Don’t Splurge on Home Elctronics

Dedicated home theaters don’t pay off in the long run. They’re fun and they certainly went through a period of popularity, but what a waste of space and a remodeling budget. It makes more sense to sink a fraction of the cost into a nice wide screen TV and a comfortable sofa.

Most Home Automation isn’t Thrifty

Science fiction-type home automation is just impractical. These upgrades really played well in futuristic science fiction novels and movies, but now that the technology has arrived, the convenience vs price factor is questionable. The exception? A 7-day programmable thermostat does make sense and will pay for itself rather quickly.

This is the Wrong Time to Install Hot Tubs and Pools

Hot tub sales are tepid. Hot tubs make more economic sense than putting in an Olympic-sized swimming pool, but like whirlpools, they don’t always get enough use to justify the cash outlay. Plus, there’s always the issue of maintenance cost.

So when considering adding a “treat” remodeling expense, building a deck may make more economic sense.

It is hard to notice your gutter until the rains start to pound and you realize that your ceiling is darkening which is a bad sign. Then you go outside and you notice that the gutters that you have neglected for a while are overflowing with leaves and debris leading to the leakage on the roof. Perhaps it has been raining for a few hours then you noticed that your basement is leaking or your foundation has suffered some damage. What if you had inspected these gutters early enough and fixed any hitch? Would you start dealing with leaky basements and eroding foundations?

Forget about cleaning gutters on your own

According to experts, you should never clean gutters o your own if you are not trained to do so. Cleaning the gutter is a dangerous task that requires safety precautions to be observed. First there is the balancing of the ladder trying to reach the slimy, smelly decomposing leaves and trying to make repairs to the roof or the gutters. You can decide to handle the cleaning yourself on a given weekend or hire a professional contractor. Whatever your choice is, leaving your gutters unattended will lead to leakages through winter.

You need to observe safety precautions if you choose to do it yourself.

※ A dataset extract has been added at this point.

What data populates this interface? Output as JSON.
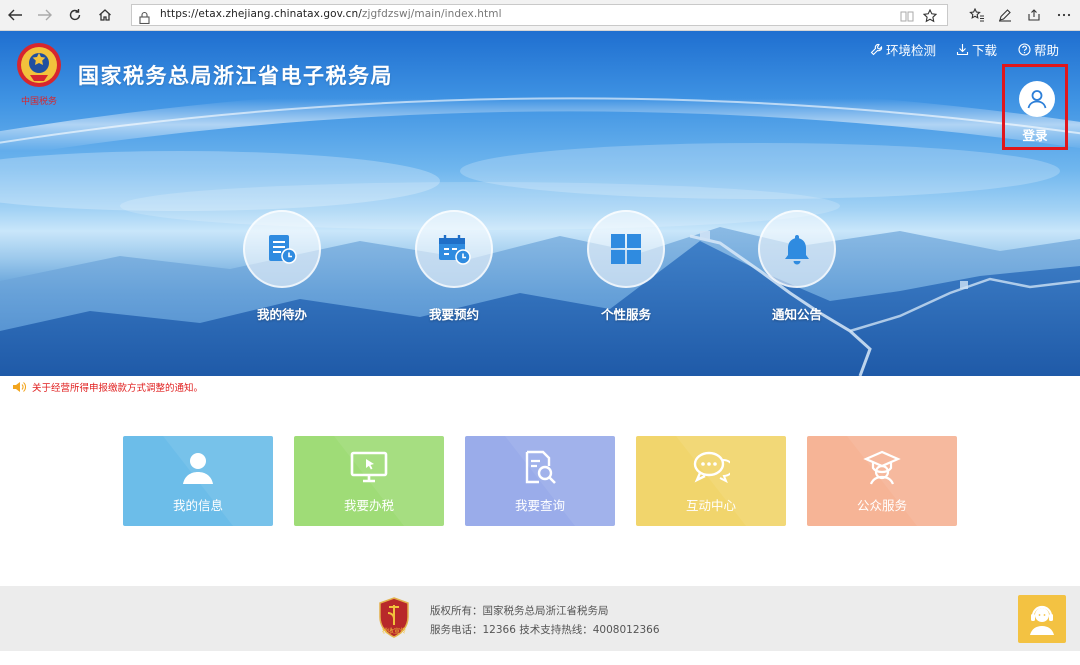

First you must make sure that you use a sturdy ladder that stretches way up the roof to avoid stepping on the top rungs. You should have someone to spot you and make sure that the ladder seats securely at the bottom.

   Wearing sturdy gloves use your hands to clean the debris out carefully. A plastic gutter scoop can also do the work. It is safer to use a disposable tarp on the ground rather than a bucket.

Use a water hose to wash the gutter while making sure that the       water flows through the gutter and out of the downspout.

You can decide to place gutter guards on top of the gutters. They help to prevent debris from entering the gutter and allowing the water to pass through. You can use metal gutter guards that fit in perfectly into the gutters; use plastic ones that are held on the last shingles, or wide flexible wire mesh that also fit perfectly on top of the gutters.

If you aren’t sure of what to do when it comes to gutter cleaning, you would rather hire an expert rather than starting a task that can leave you with a broken leg (when you fall off the ladder).